**Data excerpts**
========================================================================

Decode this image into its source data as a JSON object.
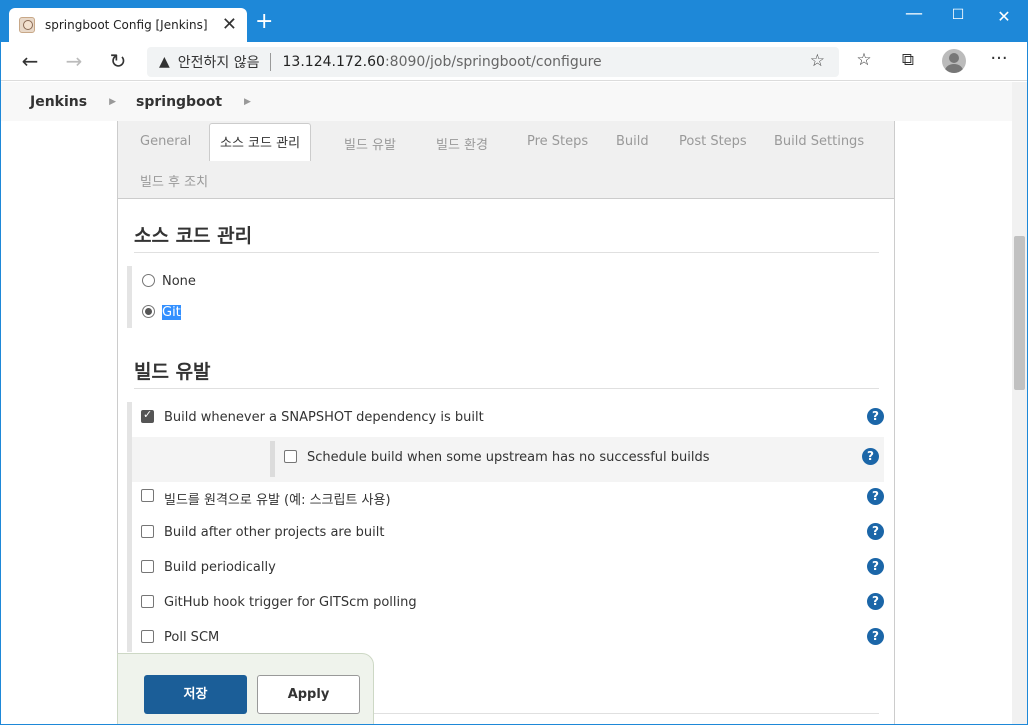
{
  "browser": {
    "tab_title": "springboot Config [Jenkins]",
    "tab_close": "✕",
    "new_tab": "+",
    "window_controls": {
      "minimize": "—",
      "maximize": "☐",
      "close": "✕"
    },
    "insecure_label": "안전하지 않음",
    "url_host": "13.124.172.60",
    "url_path": ":8090/job/springboot/configure"
  },
  "breadcrumb": {
    "items": [
      "Jenkins",
      "springboot"
    ]
  },
  "tabs": {
    "items": [
      "General",
      "소스 코드 관리",
      "빌드 유발",
      "빌드 환경",
      "Pre Steps",
      "Build",
      "Post Steps",
      "Build Settings",
      "빌드 후 조치"
    ],
    "active": "소스 코드 관리"
  },
  "scm": {
    "title": "소스 코드 관리",
    "options": [
      {
        "label": "None",
        "checked": false
      },
      {
        "label": "Git",
        "checked": true
      }
    ]
  },
  "triggers": {
    "title": "빌드 유발",
    "snapshot": "Build whenever a SNAPSHOT dependency is built",
    "schedule_upstream": "Schedule build when some upstream has no successful builds",
    "remote": "빌드를 원격으로 유발 (예: 스크립트 사용)",
    "after_other": "Build after other projects are built",
    "periodically": "Build periodically",
    "github_hook": "GitHub hook trigger for GITScm polling",
    "poll_scm": "Poll SCM"
  },
  "help_symbol": "?",
  "buttons": {
    "save": "저장",
    "apply": "Apply"
  },
  "colors": {
    "title_bar": "#1e88d8",
    "save_button": "#1b5e98",
    "help_icon": "#1b66a8",
    "selection": "#3390ff"
  }
}
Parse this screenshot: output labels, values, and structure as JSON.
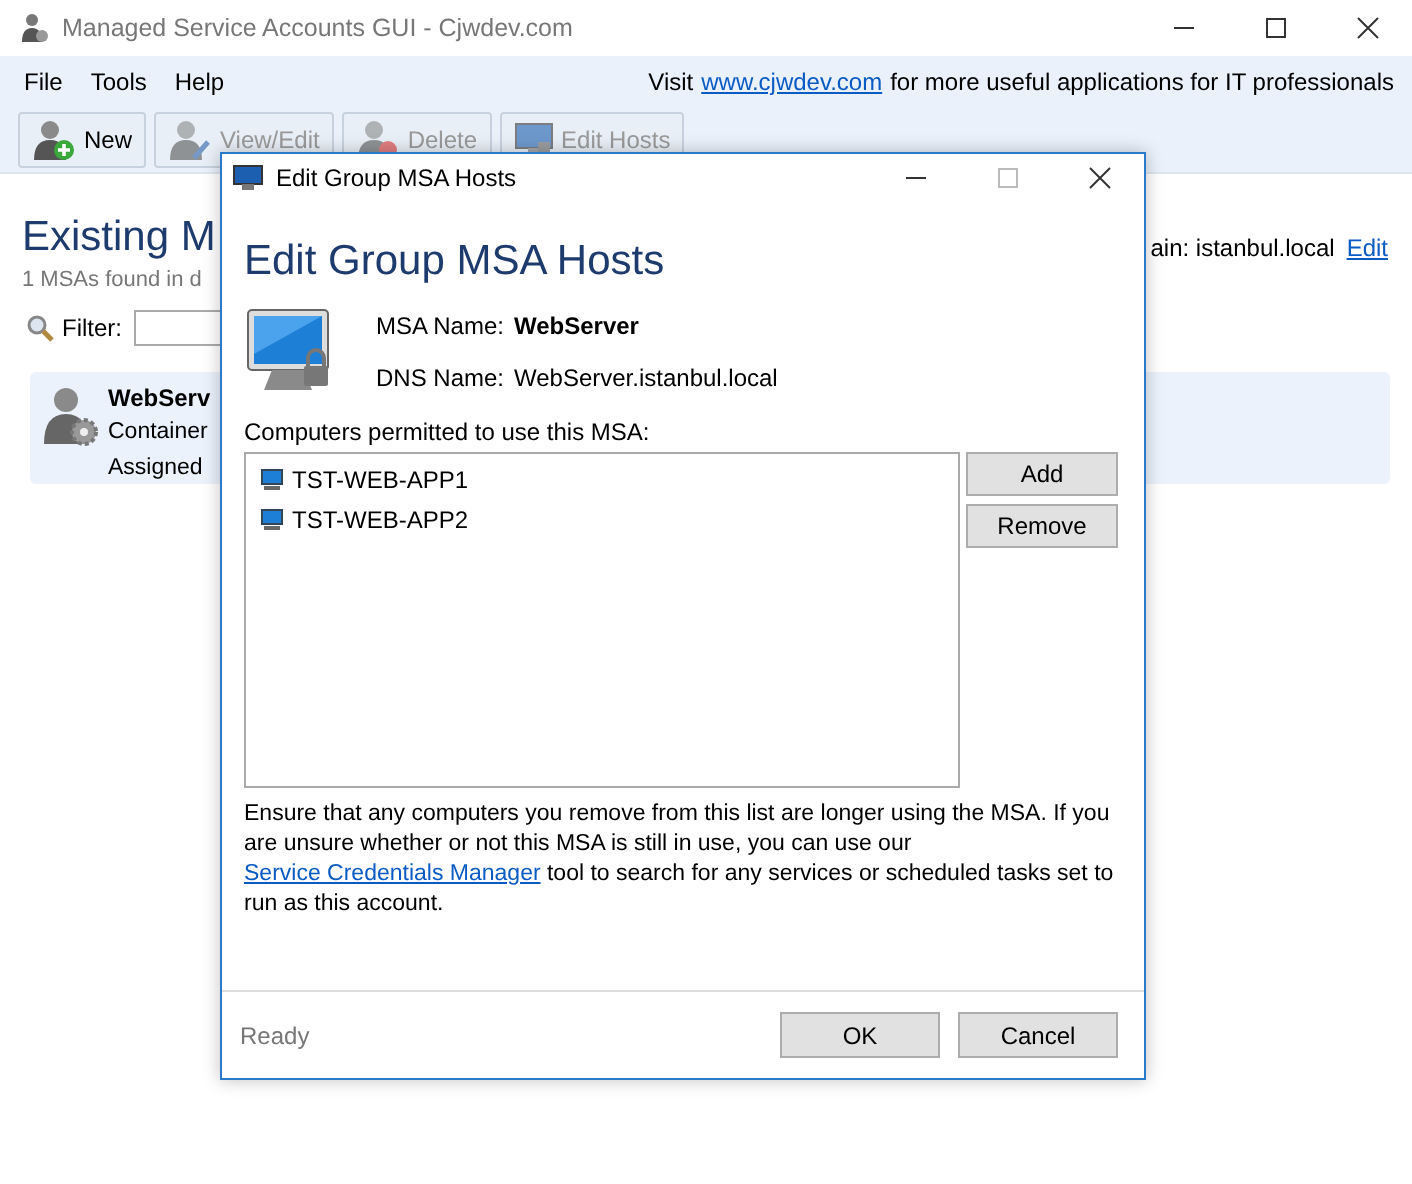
{
  "window": {
    "title": "Managed Service Accounts GUI - Cjwdev.com"
  },
  "menu": [
    "File",
    "Tools",
    "Help"
  ],
  "notice": {
    "before": "Visit",
    "link": "www.cjwdev.com",
    "after": "for more useful applications for IT professionals"
  },
  "toolbar": [
    {
      "label": "New",
      "kind": "new",
      "disabled": false
    },
    {
      "label": "View/Edit",
      "kind": "edit",
      "disabled": true
    },
    {
      "label": "Delete",
      "kind": "delete",
      "disabled": true
    },
    {
      "label": "Edit Hosts",
      "kind": "hosts",
      "disabled": true
    }
  ],
  "main": {
    "heading": "Existing M",
    "summary": "1 MSAs found in d",
    "domain_label": "ain: istanbul.local",
    "domain_edit": "Edit",
    "filter_label": "Filter:",
    "accounts": [
      {
        "name": "WebServ",
        "line_2": "Container",
        "line_3": "Assigned",
        "selected": true
      }
    ]
  },
  "dialog": {
    "title": "Edit Group MSA Hosts",
    "heading": "Edit Group MSA Hosts",
    "fields": [
      {
        "label": "MSA Name:",
        "value": "WebServer",
        "bold": true
      },
      {
        "label": "DNS Name:",
        "value": "WebServer.istanbul.local",
        "bold": false
      }
    ],
    "list_label": "Computers permitted to use this MSA:",
    "computers": [
      "TST-WEB-APP1",
      "TST-WEB-APP2"
    ],
    "side_buttons": [
      "Add",
      "Remove"
    ],
    "note": {
      "before": "Ensure that any computers you remove from this list are longer using the MSA. If you are unsure whether or not this MSA is still in use, you can use our",
      "link": "Service Credentials Manager",
      "after": "tool to search for any services or scheduled tasks set to run as this account."
    },
    "status": "Ready",
    "buttons": [
      "OK",
      "Cancel"
    ]
  }
}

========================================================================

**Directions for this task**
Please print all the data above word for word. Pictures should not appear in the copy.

**Solved problem**
Decode this image into its source data as a JSON object.
{
  "browser": {
    "tab_title": "springboot Config [Jenkins]",
    "tab_close": "✕",
    "new_tab": "+",
    "window_controls": {
      "minimize": "—",
      "maximize": "☐",
      "close": "✕"
    },
    "insecure_label": "안전하지 않음",
    "url_host": "13.124.172.60",
    "url_path": ":8090/job/springboot/configure"
  },
  "breadcrumb": {
    "items": [
      "Jenkins",
      "springboot"
    ]
  },
  "tabs": {
    "items": [
      "General",
      "소스 코드 관리",
      "빌드 유발",
      "빌드 환경",
      "Pre Steps",
      "Build",
      "Post Steps",
      "Build Settings",
      "빌드 후 조치"
    ],
    "active": "소스 코드 관리"
  },
  "scm": {
    "title": "소스 코드 관리",
    "options": [
      {
        "label": "None",
        "checked": false
      },
      {
        "label": "Git",
        "checked": true
      }
    ]
  },
  "triggers": {
    "title": "빌드 유발",
    "snapshot": "Build whenever a SNAPSHOT dependency is built",
    "schedule_upstream": "Schedule build when some upstream has no successful builds",
    "remote": "빌드를 원격으로 유발 (예: 스크립트 사용)",
    "after_other": "Build after other projects are built",
    "periodically": "Build periodically",
    "github_hook": "GitHub hook trigger for GITScm polling",
    "poll_scm": "Poll SCM"
  },
  "help_symbol": "?",
  "buttons": {
    "save": "저장",
    "apply": "Apply"
  },
  "colors": {
    "title_bar": "#1e88d8",
    "save_button": "#1b5e98",
    "help_icon": "#1b66a8",
    "selection": "#3390ff"
  }
}
Parse this screenshot: output labels, values, and structure as JSON.
{
  "window": {
    "title": "Managed Service Accounts GUI - Cjwdev.com"
  },
  "menu": [
    "File",
    "Tools",
    "Help"
  ],
  "notice": {
    "before": "Visit",
    "link": "www.cjwdev.com",
    "after": "for more useful applications for IT professionals"
  },
  "toolbar": [
    {
      "label": "New",
      "kind": "new",
      "disabled": false
    },
    {
      "label": "View/Edit",
      "kind": "edit",
      "disabled": true
    },
    {
      "label": "Delete",
      "kind": "delete",
      "disabled": true
    },
    {
      "label": "Edit Hosts",
      "kind": "hosts",
      "disabled": true
    }
  ],
  "main": {
    "heading": "Existing M",
    "summary": "1 MSAs found in d",
    "domain_label": "ain: istanbul.local",
    "domain_edit": "Edit",
    "filter_label": "Filter:",
    "accounts": [
      {
        "name": "WebServ",
        "line_2": "Container",
        "line_3": "Assigned",
        "selected": true
      }
    ]
  },
  "dialog": {
    "title": "Edit Group MSA Hosts",
    "heading": "Edit Group MSA Hosts",
    "fields": [
      {
        "label": "MSA Name:",
        "value": "WebServer",
        "bold": true
      },
      {
        "label": "DNS Name:",
        "value": "WebServer.istanbul.local",
        "bold": false
      }
    ],
    "list_label": "Computers permitted to use this MSA:",
    "computers": [
      "TST-WEB-APP1",
      "TST-WEB-APP2"
    ],
    "side_buttons": [
      "Add",
      "Remove"
    ],
    "note": {
      "before": "Ensure that any computers you remove from this list are longer using the MSA. If you are unsure whether or not this MSA is still in use, you can use our",
      "link": "Service Credentials Manager",
      "after": "tool to search for any services or scheduled tasks set to run as this account."
    },
    "status": "Ready",
    "buttons": [
      "OK",
      "Cancel"
    ]
  }
}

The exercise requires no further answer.